I take three psychotropic medications. This is my choice, taken in full knowledge of the potential side effects (I read the information provided by my pharmacy and the information available on drugs.com). Your opinion may differ, and that’s okay. Your experience may differ, and that’s okay too. What I do know is that they work for me. Mostly.
The prescribing of psychotropics can often be hit and miss; that is, the medication that works is often discovered through trial and error. For many, this means that they’re put through a cycle of trying, and then withdrawing from, medications. They do this while suffering with their illness. Often, the symptoms of their illness are worsened during this time of trial and error.
Yet, there is a potential tool that exists that can perhaps reduce the guesswork – genetic testing. CAMH, the Centre for Addiction and Mental Health, which is involved in a study investigating the use of genetic testing for psychotropic use, puts it this way: “Genetic testing of your liver enzymes and other genes will give an idea of how quickly you will break down some antidepressant and antipsychotic medications, whether you might need a different dose than most people, and your likelihood of getting some side effects.” If you are interested in this idea, you can find more details here.
In my case, I was fortunate that the first psychotropic I was prescribed had some success. It did provide emotional stability, a lessening of the bleakest elements of my mood. It also caused increased drowsiness, periods of insomnia, dry mouth, excessive sweating, increased urination, weight gain, and a muting of my emotions. But remnants of the bleakness remained, and ideations still occurred, so this initial medication was modified in dosage and then supplemented, tweaked if you will, by others.
The first tweak led to drooling in my sleep, restlessness, and periods of heartburn. It also reduced some of the drowsiness caused by my initial medication, which was the reason it was initially prescribed.
The second tweak led to increased thirst, and periods of trembling in my hands but reduced the ideations.
Cumulatively, the psychotropics have helped create a more stable mood. But the price has been significant weight gain, excessive sweating, and the muting of my emotions alongside some lesser consequences.
Nonetheless, I admit that the quantity of medications I take, coupled with their hit and miss nature, do have me doubting my use of psychotropics from time to time. I wonder if there isn’t another medication that would work without the need for supplementing. I’d be lying if I didn’t admit that I’d prefer alternatives that didn’t mute my emotions.
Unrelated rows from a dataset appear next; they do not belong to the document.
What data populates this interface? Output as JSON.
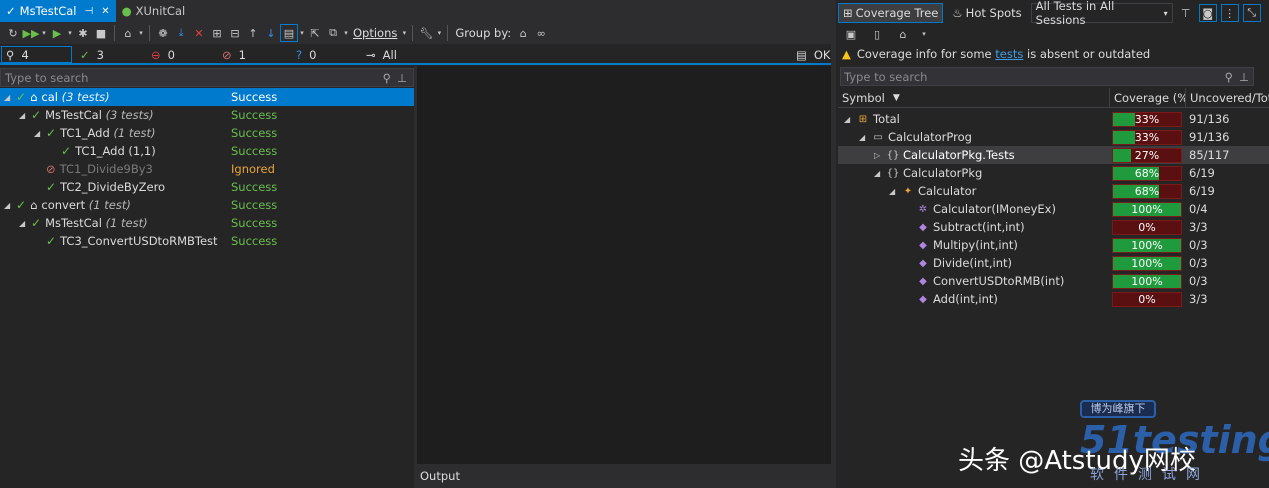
{
  "left_tabs": [
    {
      "label": "MsTestCal",
      "active": true
    },
    {
      "label": "XUnitCal",
      "active": false
    }
  ],
  "toolbar": {
    "options_label": "Options",
    "group_by_label": "Group by:"
  },
  "stats": {
    "total": "4",
    "passed": "3",
    "failed": "0",
    "ignored": "1",
    "inconclusive": "0",
    "all_label": "All",
    "ok_label": "OK"
  },
  "left_search": {
    "placeholder": "Type to search"
  },
  "tests": [
    {
      "name": "cal",
      "count": "(3 tests)",
      "status": "Success",
      "level": 0,
      "selected": true,
      "state": "pass",
      "tag": true
    },
    {
      "name": "MsTestCal",
      "count": "(3 tests)",
      "status": "Success",
      "level": 1,
      "state": "pass"
    },
    {
      "name": "TC1_Add",
      "count": "(1 test)",
      "status": "Success",
      "level": 2,
      "state": "pass"
    },
    {
      "name": "TC1_Add (1,1)",
      "count": "",
      "status": "Success",
      "level": 3,
      "state": "pass"
    },
    {
      "name": "TC1_Divide9By3",
      "count": "",
      "status": "Ignored",
      "level": 2,
      "state": "ignored"
    },
    {
      "name": "TC2_DivideByZero",
      "count": "",
      "status": "Success",
      "level": 2,
      "state": "pass"
    },
    {
      "name": "convert",
      "count": "(1 test)",
      "status": "Success",
      "level": 0,
      "state": "pass",
      "tag": true
    },
    {
      "name": "MsTestCal",
      "count": "(1 test)",
      "status": "Success",
      "level": 1,
      "state": "pass"
    },
    {
      "name": "TC3_ConvertUSDtoRMBTest",
      "count": "",
      "status": "Success",
      "level": 2,
      "state": "pass"
    }
  ],
  "output_label": "Output",
  "coverage_toolbar": {
    "coverage_tree_label": "Coverage Tree",
    "hot_spots_label": "Hot Spots",
    "sessions_select": "All Tests in All Sessions"
  },
  "warning": {
    "prefix": "Coverage info for some ",
    "link": "tests",
    "suffix": " is absent or outdated"
  },
  "right_search": {
    "placeholder": "Type to search"
  },
  "columns": {
    "symbol": "Symbol",
    "coverage": "Coverage (%)",
    "uncovered": "Uncovered/Total"
  },
  "coverage_rows": [
    {
      "name": "Total",
      "coverage_pct": 33,
      "coverage_label": "33%",
      "uncovered": "91/136",
      "level": 0,
      "icon": "total-icon",
      "expander": "open"
    },
    {
      "name": "CalculatorProg",
      "coverage_pct": 33,
      "coverage_label": "33%",
      "uncovered": "91/136",
      "level": 1,
      "icon": "assembly-icon",
      "expander": "open"
    },
    {
      "name": "CalculatorPkg.Tests",
      "coverage_pct": 27,
      "coverage_label": "27%",
      "uncovered": "85/117",
      "level": 2,
      "icon": "namespace-icon",
      "expander": "closed",
      "selected": true
    },
    {
      "name": "CalculatorPkg",
      "coverage_pct": 68,
      "coverage_label": "68%",
      "uncovered": "6/19",
      "level": 2,
      "icon": "namespace-icon",
      "expander": "open"
    },
    {
      "name": "Calculator",
      "coverage_pct": 68,
      "coverage_label": "68%",
      "uncovered": "6/19",
      "level": 3,
      "icon": "class-icon",
      "expander": "open"
    },
    {
      "name": "Calculator(IMoneyEx)",
      "coverage_pct": 100,
      "coverage_label": "100%",
      "uncovered": "0/4",
      "level": 4,
      "icon": "constructor-icon",
      "expander": "none"
    },
    {
      "name": "Subtract(int,int)",
      "coverage_pct": 0,
      "coverage_label": "0%",
      "uncovered": "3/3",
      "level": 4,
      "icon": "method-icon",
      "expander": "none"
    },
    {
      "name": "Multipy(int,int)",
      "coverage_pct": 100,
      "coverage_label": "100%",
      "uncovered": "0/3",
      "level": 4,
      "icon": "method-icon",
      "expander": "none"
    },
    {
      "name": "Divide(int,int)",
      "coverage_pct": 100,
      "coverage_label": "100%",
      "uncovered": "0/3",
      "level": 4,
      "icon": "method-icon",
      "expander": "none"
    },
    {
      "name": "ConvertUSDtoRMB(int)",
      "coverage_pct": 100,
      "coverage_label": "100%",
      "uncovered": "0/3",
      "level": 4,
      "icon": "method-icon",
      "expander": "none"
    },
    {
      "name": "Add(int,int)",
      "coverage_pct": 0,
      "coverage_label": "0%",
      "uncovered": "3/3",
      "level": 4,
      "icon": "method-icon",
      "expander": "none"
    }
  ],
  "watermark": {
    "account": "头条 @Atstudy网校",
    "badge": "博为峰旗下",
    "brand": "51testing",
    "sub": "软件测试网"
  },
  "colors": {
    "accent": "#007acc",
    "pass": "#6abf4b",
    "ignored": "#e8a33b",
    "covered": "#1f9b3d",
    "uncovered": "#5a1010"
  }
}
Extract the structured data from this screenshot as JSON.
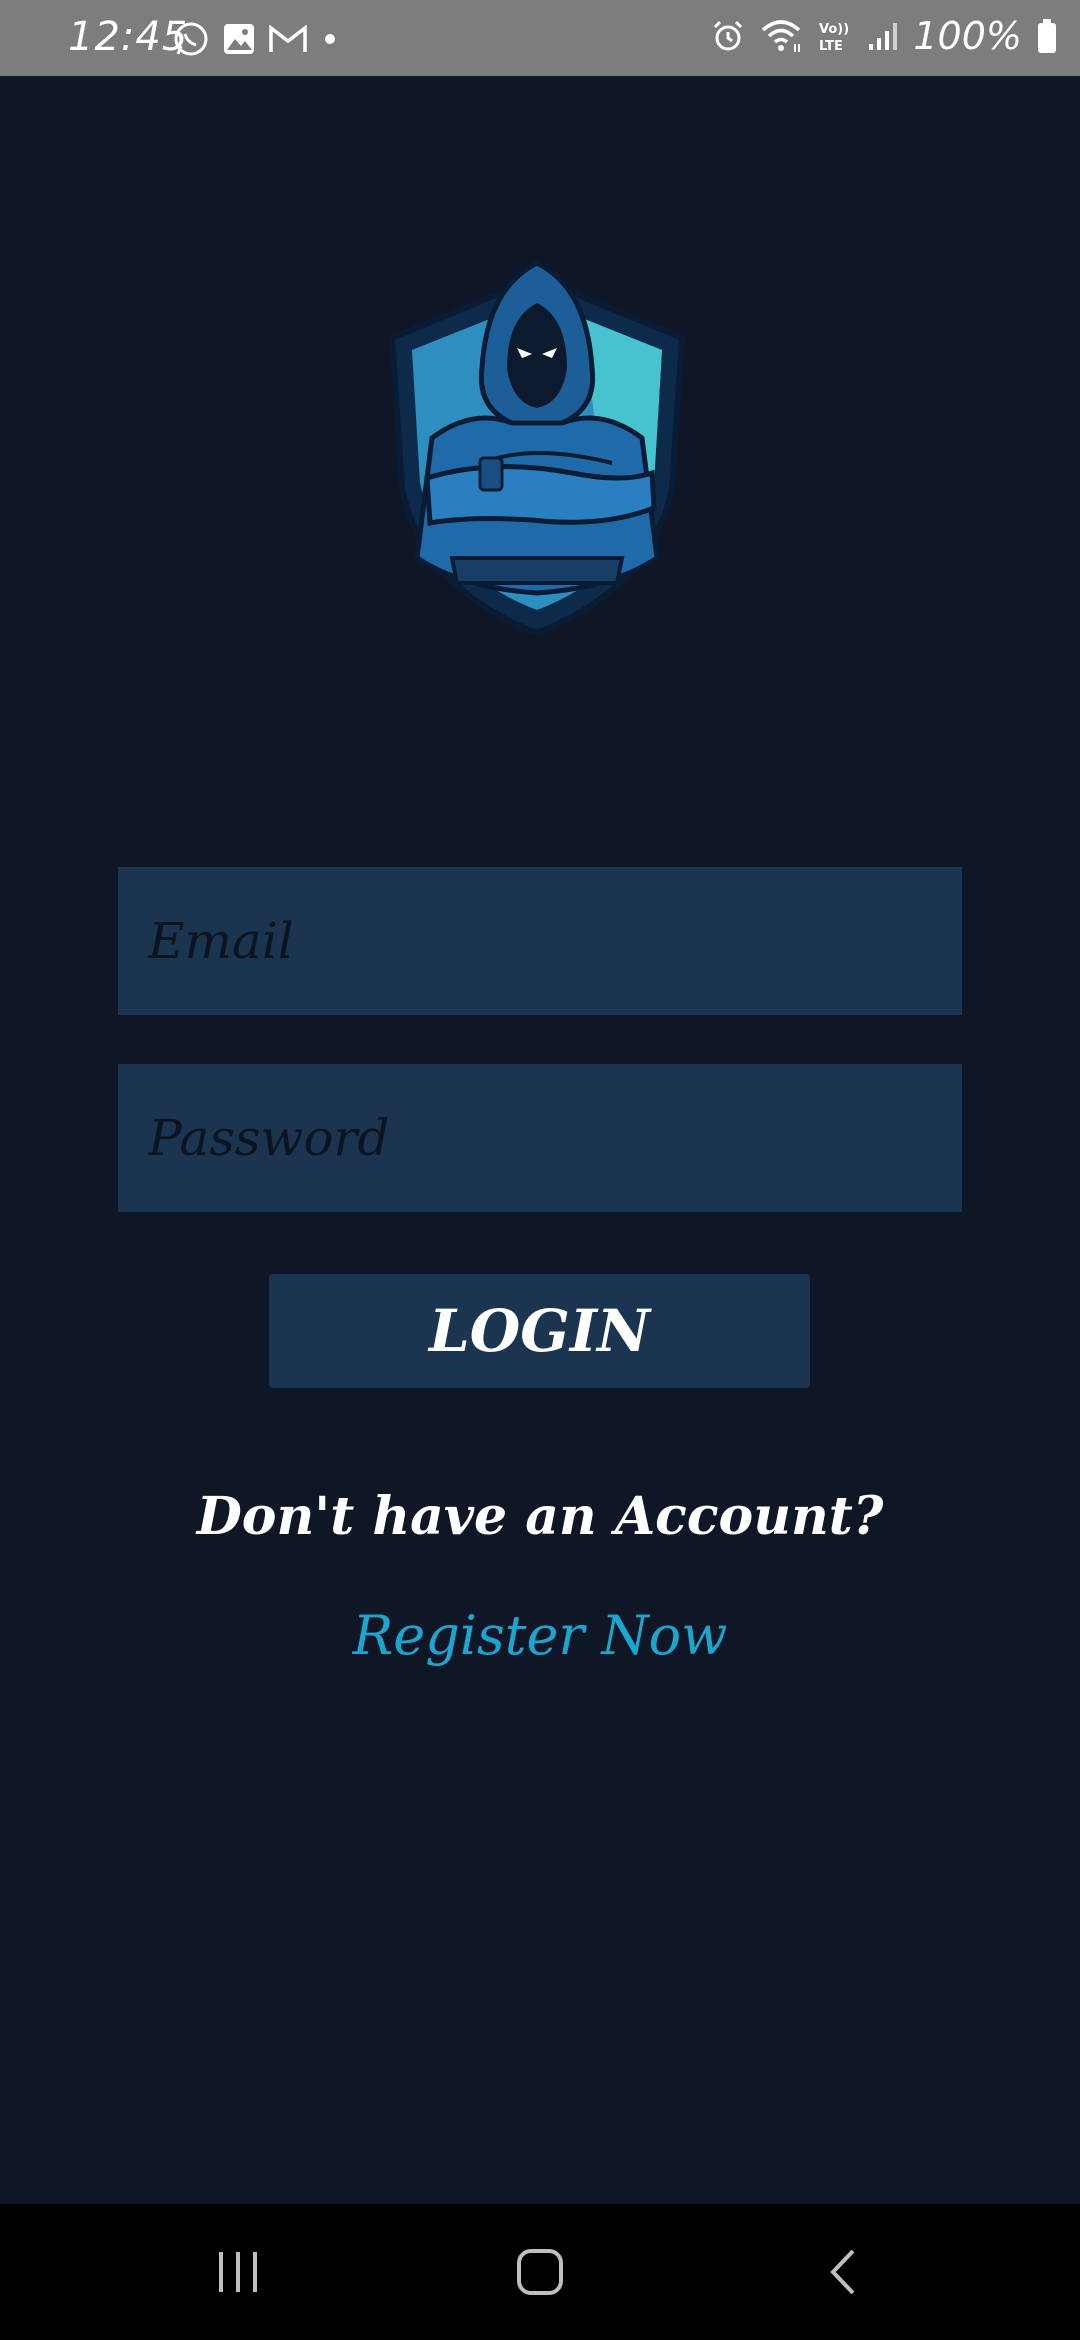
{
  "status_bar": {
    "time": "12:45",
    "battery": "100%",
    "icons": [
      "whatsapp-icon",
      "gallery-icon",
      "gmail-icon",
      "dot-icon",
      "alarm-icon",
      "wifi-icon",
      "volte-icon",
      "signal-icon",
      "battery-icon"
    ],
    "volte_label": "Vo)) LTE"
  },
  "form": {
    "email_placeholder": "Email",
    "password_placeholder": "Password",
    "login_label": "LOGIN"
  },
  "footer": {
    "no_account_text": "Don't have an Account?",
    "register_label": "Register Now"
  },
  "nav_bar": {
    "buttons": [
      "recents-icon",
      "home-icon",
      "back-icon"
    ]
  },
  "colors": {
    "background": "#0f1626",
    "field": "#1b3550",
    "accent": "#1aa6cf",
    "status_bar": "#7d7d7d"
  }
}
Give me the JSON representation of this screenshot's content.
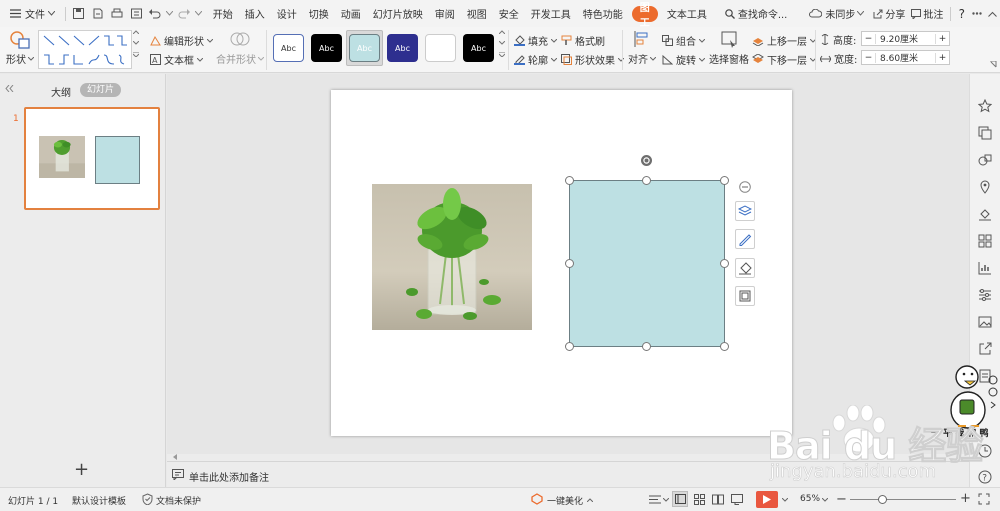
{
  "menu": {
    "file": "文件",
    "tabs": [
      "开始",
      "插入",
      "设计",
      "切换",
      "动画",
      "幻灯片放映",
      "审阅",
      "视图",
      "安全",
      "开发工具",
      "特色功能"
    ],
    "active_tab": "绘图工具",
    "text_tool": "文本工具",
    "search": "查找命令...",
    "sync": "未同步",
    "share": "分享",
    "comment": "批注",
    "help": "?"
  },
  "ribbon": {
    "shape": "形状",
    "edit_shape": "编辑形状",
    "textbox": "文本框",
    "merge_shape": "合并形状",
    "style_samples": [
      "Abc",
      "Abc",
      "Abc",
      "Abc",
      "Abc",
      "Abc"
    ],
    "fill": "填充",
    "format_painter": "格式刷",
    "outline": "轮廓",
    "shape_effects": "形状效果",
    "align": "对齐",
    "group": "组合",
    "rotate": "旋转",
    "selection_pane": "选择窗格",
    "bring_forward": "上移一层",
    "send_backward": "下移一层",
    "height_label": "高度:",
    "height_value": "9.20厘米",
    "width_label": "宽度:",
    "width_value": "8.60厘米"
  },
  "left_panel": {
    "tab_outline": "大纲",
    "tab_slides": "幻灯片",
    "slide_number": "1",
    "add_slide": "+"
  },
  "notes": {
    "placeholder": "单击此处添加备注"
  },
  "status": {
    "slide_info": "幻灯片 1 / 1",
    "template": "默认设计模板",
    "protection": "文档未保护",
    "beautify": "一键美化",
    "zoom": "65%"
  },
  "watermark": {
    "brand": "Bai du 经验",
    "url": "jingyan.baidu.com",
    "sticker_text": "一 平 我 和 鸭"
  },
  "colors": {
    "accent": "#ec6b2d",
    "shape_fill": "#bde0e3",
    "shape_stroke": "#6c7f84",
    "slideshow_red": "#e9573f"
  }
}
Then I remember where I once was – I know where the unfettered emotions can take me. I choose not to go there again if I can at all avoid it.
For many, the muting of the emotions is too high a price to pay. Some liken this muting of emotion to creating a zombie state. For me, this effect is less alarming than the zombie state I existed in during the darkest moments of my depressive episode. Then, there was so much blackness, so much negativity, that I became numb to all emotions, eventually becoming numb to the blackness itself. My choice is to accept that some muting of emotion is worth not having to face that bleakness again.
The psychotropics give me an emotional stability which removes some of the effects of the depressive episode. For me, lack of clarity in thinking, the inability to focus, the lack of comprehension, the slowed thinking, all of which are common elements of a depressive episode, are hard to take. They took away the last remnant of my self-esteem, my intellect. However, once my medications helped to stabilize me, my research, then my writing and finally my painting, helped me to rediscover my intellect and rebuild self-esteem. In essence, the psychotropics helped remove the cloud from my thinking, giving me clarity of thought which propelled my research into my illness. With understanding came acceptance and with acceptance came the growth of new self-esteem, albeit it a fragile self-esteem.
But I accept the truth that not everyone is so fortunate in their experience with psychotropics. I also accept the truth that psychotropics, alone, are not the solution. Talk therapies play a role in recovery. I will discuss my use of talk therapies in my next post.
About John Dickson
A lifelong battle with Major Depressive Disorder resulted in a suicide attempt. That attempt taught me the danger of being silent about my personal struggles with mental health. I've had to learn to be more open about my struggle. I now choose to reach out with the hope that someone will be inspired and end his/her own silence. I'm a dad, a blogger and a new convert to the power of social media.